Iron oxide particles are very attractive to hydrocarbons
In future, it could be possible to remove oil spills on the surface of the ocean by using magnets. An interdisciplinary group of researchers at Friedrich-Alexander-Universität Erlangen-Nürnberg (FAU) led by Prof. Dr. Marcus Halik has developed functionalised iron oxide particles that can attract any types of hydrocarbons. The magnetic particles and their shells can then be removed from the water relatively simply and in an environmentally-friendly manner and can even be reused after being cleaned.
The researchers have now published their study in the renowned journal Advanced Functional Materials. In the study, they describe how functionalised iron oxide particles can be modified with a self-assembled monolayer so that they only adsorb hydrocarbons. This group of chemical substances includes light compounds such as alkanes and aromates but also crude oil, petrol and diesel. Such hydrocarbon molecules surround the very fine particles as if they are being sucked in and reach a volume that can grow to 14 times the size of the core of the particle. A video on the researchers’ website shows how iron oxide powder is applied to liquid oil and the instant transformation into a substance that can be removed by a magnet. Iron oxide is a magnetic substance by nature.

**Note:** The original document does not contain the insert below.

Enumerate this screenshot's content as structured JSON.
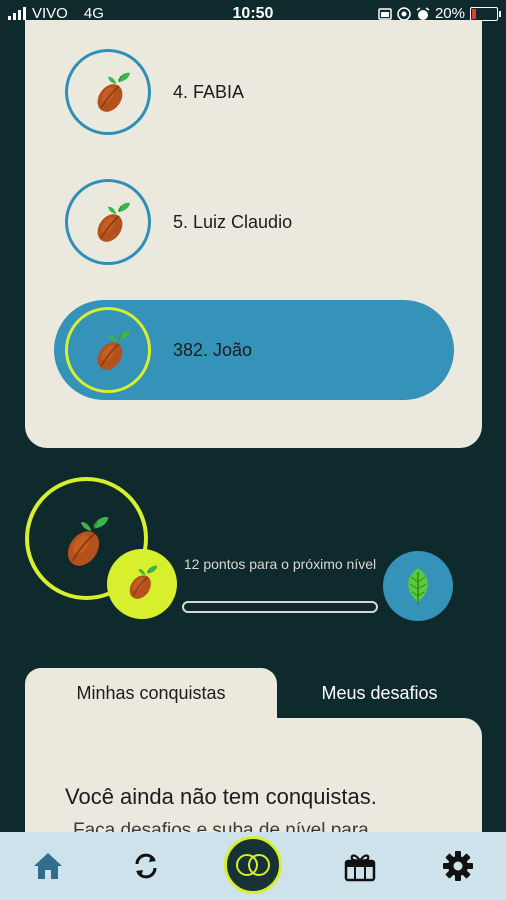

In addition to the multiple reusability of the source material, the large surface to volume ratio provided by nanoparticles and the favourable ratio to the quantity of the hydrocarbons to be adsorbed all contribute to the very high efficiency of the process. In addition, it allows water to be completely cleaned of oil and oil products. Conventional methods, on the other hand, create dispersions or mixtures of substances that enable the hydrocarbons to be more easily digested by bacteria, but remain in the seawater until this process is complete.
In addition to manufacturing and characterising the particles, the research involved experiments using various hydrocarbons and different sources of water at different temperatures supplemented by molecular simulations that enabled the materials to be improved further. Three working groups from the Faculty of Engineering and the Faculty of Sciences at Friedrich-Alexander Universität Erlangen-Nürnberg (FAU) contributed to the research that involved scientists led by Prof. Dr. Marcus Halik (Department of Materials Science and Engineering, Organic Materials and Devices), Prof. Dr. Andreas Hirsch (Department of Chemistry and Pharmacy, Organic Chemistry II) and Prof. Dr. Dirk Zahn (Professorship for Theoretical Chemistry, Computer Chemistry Center). The work was supported by the Cluster of Excellence EAM (Engineering of Advanced Materials) from the Excellence Initiative of the German Federal and State Government and by the Graduate School for Molecular Science (GSMS) at FAU.
In future, the system could help to considerably reduce the impact of contamination by oil on the environment. The FAU researchers are currently working with partners in industry to scale up the manufacturing of the materials and to transfer the concept to real applications in clean up operations.
FAU Press Office